▶ Aim of the exercise: When you repeat the records, keep every word exact and drop each picture.

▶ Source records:
******************************

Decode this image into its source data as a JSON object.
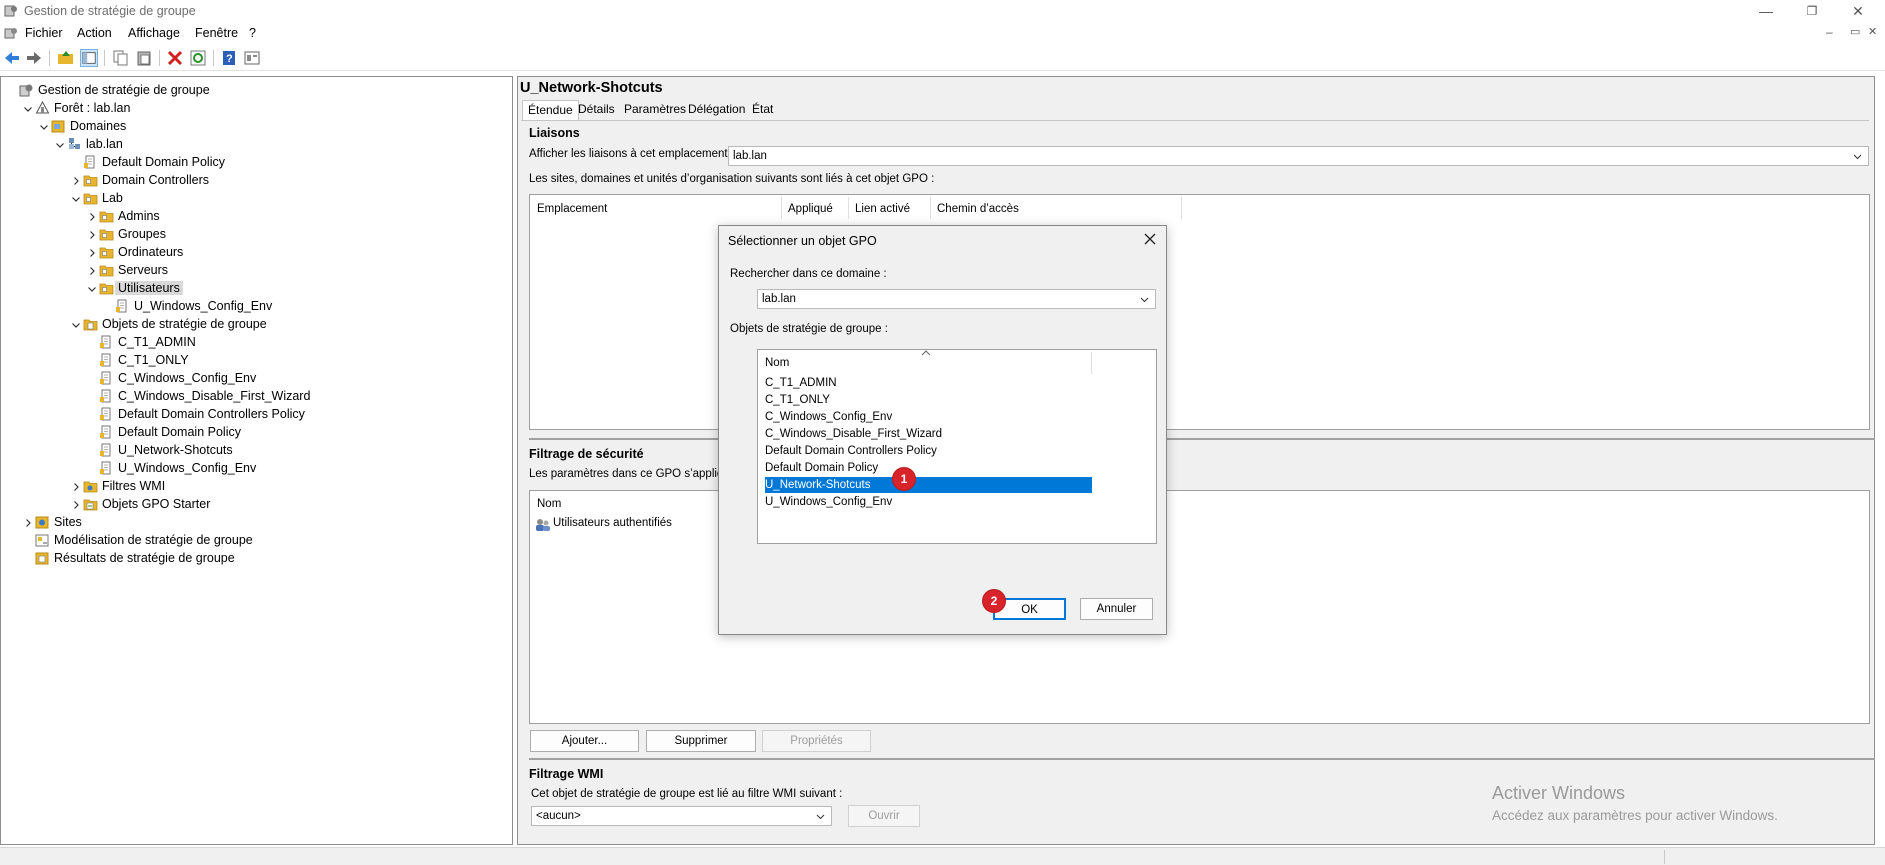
{
  "window": {
    "title": "Gestion de stratégie de groupe",
    "minimize": "—",
    "restore": "❐",
    "close": "✕",
    "inner_minimize": "–",
    "inner_restore": "▭",
    "inner_close": "✕"
  },
  "menu": [
    "Fichier",
    "Action",
    "Affichage",
    "Fenêtre",
    "?"
  ],
  "toolbar_icons": [
    "back-icon",
    "forward-icon",
    "up-folder-icon",
    "console-tree-icon",
    "copy-icon",
    "paste-icon",
    "delete-icon",
    "refresh-icon",
    "help-icon",
    "properties-icon"
  ],
  "tree": [
    {
      "label": "Gestion de stratégie de groupe",
      "level": 0,
      "icon": "gpm-icon",
      "chev": "none"
    },
    {
      "label": "Forêt : lab.lan",
      "level": 1,
      "icon": "forest-icon",
      "chev": "down"
    },
    {
      "label": "Domaines",
      "level": 2,
      "icon": "domains-icon",
      "chev": "down"
    },
    {
      "label": "lab.lan",
      "level": 3,
      "icon": "domain-icon",
      "chev": "down"
    },
    {
      "label": "Default Domain Policy",
      "level": 4,
      "icon": "gpo-link-icon",
      "chev": "none"
    },
    {
      "label": "Domain Controllers",
      "level": 4,
      "icon": "ou-folder-icon",
      "chev": "right"
    },
    {
      "label": "Lab",
      "level": 4,
      "icon": "ou-folder-icon",
      "chev": "down"
    },
    {
      "label": "Admins",
      "level": 5,
      "icon": "ou-folder-icon",
      "chev": "right"
    },
    {
      "label": "Groupes",
      "level": 5,
      "icon": "ou-folder-icon",
      "chev": "right"
    },
    {
      "label": "Ordinateurs",
      "level": 5,
      "icon": "ou-folder-icon",
      "chev": "right"
    },
    {
      "label": "Serveurs",
      "level": 5,
      "icon": "ou-folder-icon",
      "chev": "right"
    },
    {
      "label": "Utilisateurs",
      "level": 5,
      "icon": "ou-folder-icon",
      "chev": "down",
      "selected": true
    },
    {
      "label": "U_Windows_Config_Env",
      "level": 6,
      "icon": "gpo-link-icon",
      "chev": "none"
    },
    {
      "label": "Objets de stratégie de groupe",
      "level": 4,
      "icon": "gpo-container-icon",
      "chev": "down"
    },
    {
      "label": "C_T1_ADMIN",
      "level": 5,
      "icon": "gpo-icon",
      "chev": "none"
    },
    {
      "label": "C_T1_ONLY",
      "level": 5,
      "icon": "gpo-icon",
      "chev": "none"
    },
    {
      "label": "C_Windows_Config_Env",
      "level": 5,
      "icon": "gpo-icon",
      "chev": "none"
    },
    {
      "label": "C_Windows_Disable_First_Wizard",
      "level": 5,
      "icon": "gpo-icon",
      "chev": "none"
    },
    {
      "label": "Default Domain Controllers Policy",
      "level": 5,
      "icon": "gpo-icon",
      "chev": "none"
    },
    {
      "label": "Default Domain Policy",
      "level": 5,
      "icon": "gpo-icon",
      "chev": "none"
    },
    {
      "label": "U_Network-Shotcuts",
      "level": 5,
      "icon": "gpo-icon",
      "chev": "none"
    },
    {
      "label": "U_Windows_Config_Env",
      "level": 5,
      "icon": "gpo-icon",
      "chev": "none"
    },
    {
      "label": "Filtres WMI",
      "level": 4,
      "icon": "wmi-folder-icon",
      "chev": "right"
    },
    {
      "label": "Objets GPO Starter",
      "level": 4,
      "icon": "starter-gpo-icon",
      "chev": "right"
    },
    {
      "label": "Sites",
      "level": 1,
      "icon": "sites-icon",
      "chev": "right"
    },
    {
      "label": "Modélisation de stratégie de groupe",
      "level": 1,
      "icon": "modeling-icon",
      "chev": "none"
    },
    {
      "label": "Résultats de stratégie de groupe",
      "level": 1,
      "icon": "results-icon",
      "chev": "none"
    }
  ],
  "detail": {
    "gpo_title": "U_Network-Shotcuts",
    "tabs": [
      "Étendue",
      "Détails",
      "Paramètres",
      "Délégation",
      "État"
    ],
    "active_tab": "Étendue",
    "links": {
      "heading": "Liaisons",
      "show_links_label": "Afficher les liaisons à cet emplacement :",
      "show_links_value": "lab.lan",
      "description": "Les sites, domaines et unités d’organisation suivants sont liés à cet objet GPO :",
      "columns": [
        "Emplacement",
        "Appliqué",
        "Lien activé",
        "Chemin d’accès"
      ]
    },
    "security": {
      "heading": "Filtrage de sécurité",
      "description": "Les paramètres dans ce GPO s’applique",
      "column": "Nom",
      "row": "Utilisateurs authentifiés",
      "buttons": {
        "add": "Ajouter...",
        "remove": "Supprimer",
        "properties": "Propriétés"
      }
    },
    "wmi": {
      "heading": "Filtrage WMI",
      "description": "Cet objet de stratégie de groupe est lié au filtre WMI suivant :",
      "value": "<aucun>",
      "open": "Ouvrir"
    }
  },
  "dialog": {
    "title": "Sélectionner un objet GPO",
    "search_label": "Rechercher dans ce domaine :",
    "search_value": "lab.lan",
    "list_label": "Objets de stratégie de groupe :",
    "column": "Nom",
    "items": [
      "C_T1_ADMIN",
      "C_T1_ONLY",
      "C_Windows_Config_Env",
      "C_Windows_Disable_First_Wizard",
      "Default Domain Controllers Policy",
      "Default Domain Policy",
      "U_Network-Shotcuts",
      "U_Windows_Config_Env"
    ],
    "selected": "U_Network-Shotcuts",
    "ok": "OK",
    "cancel": "Annuler"
  },
  "badges": {
    "one": "1",
    "two": "2"
  },
  "watermark": {
    "line1": "Activer Windows",
    "line2": "Accédez aux paramètres pour activer Windows."
  },
  "colors": {
    "selection": "#0078d7",
    "badge": "#d8232a",
    "folder": "#e8b62e"
  }
}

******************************

▶ Final answer:
Decode this image into its source data as a JSON object.
{
  "window": {
    "title": "Gestion de stratégie de groupe",
    "minimize": "—",
    "restore": "❐",
    "close": "✕",
    "inner_minimize": "–",
    "inner_restore": "▭",
    "inner_close": "✕"
  },
  "menu": [
    "Fichier",
    "Action",
    "Affichage",
    "Fenêtre",
    "?"
  ],
  "toolbar_icons": [
    "back-icon",
    "forward-icon",
    "up-folder-icon",
    "console-tree-icon",
    "copy-icon",
    "paste-icon",
    "delete-icon",
    "refresh-icon",
    "help-icon",
    "properties-icon"
  ],
  "tree": [
    {
      "label": "Gestion de stratégie de groupe",
      "level": 0,
      "icon": "gpm-icon",
      "chev": "none"
    },
    {
      "label": "Forêt : lab.lan",
      "level": 1,
      "icon": "forest-icon",
      "chev": "down"
    },
    {
      "label": "Domaines",
      "level": 2,
      "icon": "domains-icon",
      "chev": "down"
    },
    {
      "label": "lab.lan",
      "level": 3,
      "icon": "domain-icon",
      "chev": "down"
    },
    {
      "label": "Default Domain Policy",
      "level": 4,
      "icon": "gpo-link-icon",
      "chev": "none"
    },
    {
      "label": "Domain Controllers",
      "level": 4,
      "icon": "ou-folder-icon",
      "chev": "right"
    },
    {
      "label": "Lab",
      "level": 4,
      "icon": "ou-folder-icon",
      "chev": "down"
    },
    {
      "label": "Admins",
      "level": 5,
      "icon": "ou-folder-icon",
      "chev": "right"
    },
    {
      "label": "Groupes",
      "level": 5,
      "icon": "ou-folder-icon",
      "chev": "right"
    },
    {
      "label": "Ordinateurs",
      "level": 5,
      "icon": "ou-folder-icon",
      "chev": "right"
    },
    {
      "label": "Serveurs",
      "level": 5,
      "icon": "ou-folder-icon",
      "chev": "right"
    },
    {
      "label": "Utilisateurs",
      "level": 5,
      "icon": "ou-folder-icon",
      "chev": "down",
      "selected": true
    },
    {
      "label": "U_Windows_Config_Env",
      "level": 6,
      "icon": "gpo-link-icon",
      "chev": "none"
    },
    {
      "label": "Objets de stratégie de groupe",
      "level": 4,
      "icon": "gpo-container-icon",
      "chev": "down"
    },
    {
      "label": "C_T1_ADMIN",
      "level": 5,
      "icon": "gpo-icon",
      "chev": "none"
    },
    {
      "label": "C_T1_ONLY",
      "level": 5,
      "icon": "gpo-icon",
      "chev": "none"
    },
    {
      "label": "C_Windows_Config_Env",
      "level": 5,
      "icon": "gpo-icon",
      "chev": "none"
    },
    {
      "label": "C_Windows_Disable_First_Wizard",
      "level": 5,
      "icon": "gpo-icon",
      "chev": "none"
    },
    {
      "label": "Default Domain Controllers Policy",
      "level": 5,
      "icon": "gpo-icon",
      "chev": "none"
    },
    {
      "label": "Default Domain Policy",
      "level": 5,
      "icon": "gpo-icon",
      "chev": "none"
    },
    {
      "label": "U_Network-Shotcuts",
      "level": 5,
      "icon": "gpo-icon",
      "chev": "none"
    },
    {
      "label": "U_Windows_Config_Env",
      "level": 5,
      "icon": "gpo-icon",
      "chev": "none"
    },
    {
      "label": "Filtres WMI",
      "level": 4,
      "icon": "wmi-folder-icon",
      "chev": "right"
    },
    {
      "label": "Objets GPO Starter",
      "level": 4,
      "icon": "starter-gpo-icon",
      "chev": "right"
    },
    {
      "label": "Sites",
      "level": 1,
      "icon": "sites-icon",
      "chev": "right"
    },
    {
      "label": "Modélisation de stratégie de groupe",
      "level": 1,
      "icon": "modeling-icon",
      "chev": "none"
    },
    {
      "label": "Résultats de stratégie de groupe",
      "level": 1,
      "icon": "results-icon",
      "chev": "none"
    }
  ],
  "detail": {
    "gpo_title": "U_Network-Shotcuts",
    "tabs": [
      "Étendue",
      "Détails",
      "Paramètres",
      "Délégation",
      "État"
    ],
    "active_tab": "Étendue",
    "links": {
      "heading": "Liaisons",
      "show_links_label": "Afficher les liaisons à cet emplacement :",
      "show_links_value": "lab.lan",
      "description": "Les sites, domaines et unités d’organisation suivants sont liés à cet objet GPO :",
      "columns": [
        "Emplacement",
        "Appliqué",
        "Lien activé",
        "Chemin d’accès"
      ]
    },
    "security": {
      "heading": "Filtrage de sécurité",
      "description": "Les paramètres dans ce GPO s’applique",
      "column": "Nom",
      "row": "Utilisateurs authentifiés",
      "buttons": {
        "add": "Ajouter...",
        "remove": "Supprimer",
        "properties": "Propriétés"
      }
    },
    "wmi": {
      "heading": "Filtrage WMI",
      "description": "Cet objet de stratégie de groupe est lié au filtre WMI suivant :",
      "value": "<aucun>",
      "open": "Ouvrir"
    }
  },
  "dialog": {
    "title": "Sélectionner un objet GPO",
    "search_label": "Rechercher dans ce domaine :",
    "search_value": "lab.lan",
    "list_label": "Objets de stratégie de groupe :",
    "column": "Nom",
    "items": [
      "C_T1_ADMIN",
      "C_T1_ONLY",
      "C_Windows_Config_Env",
      "C_Windows_Disable_First_Wizard",
      "Default Domain Controllers Policy",
      "Default Domain Policy",
      "U_Network-Shotcuts",
      "U_Windows_Config_Env"
    ],
    "selected": "U_Network-Shotcuts",
    "ok": "OK",
    "cancel": "Annuler"
  },
  "badges": {
    "one": "1",
    "two": "2"
  },
  "watermark": {
    "line1": "Activer Windows",
    "line2": "Accédez aux paramètres pour activer Windows."
  },
  "colors": {
    "selection": "#0078d7",
    "badge": "#d8232a",
    "folder": "#e8b62e"
  }
}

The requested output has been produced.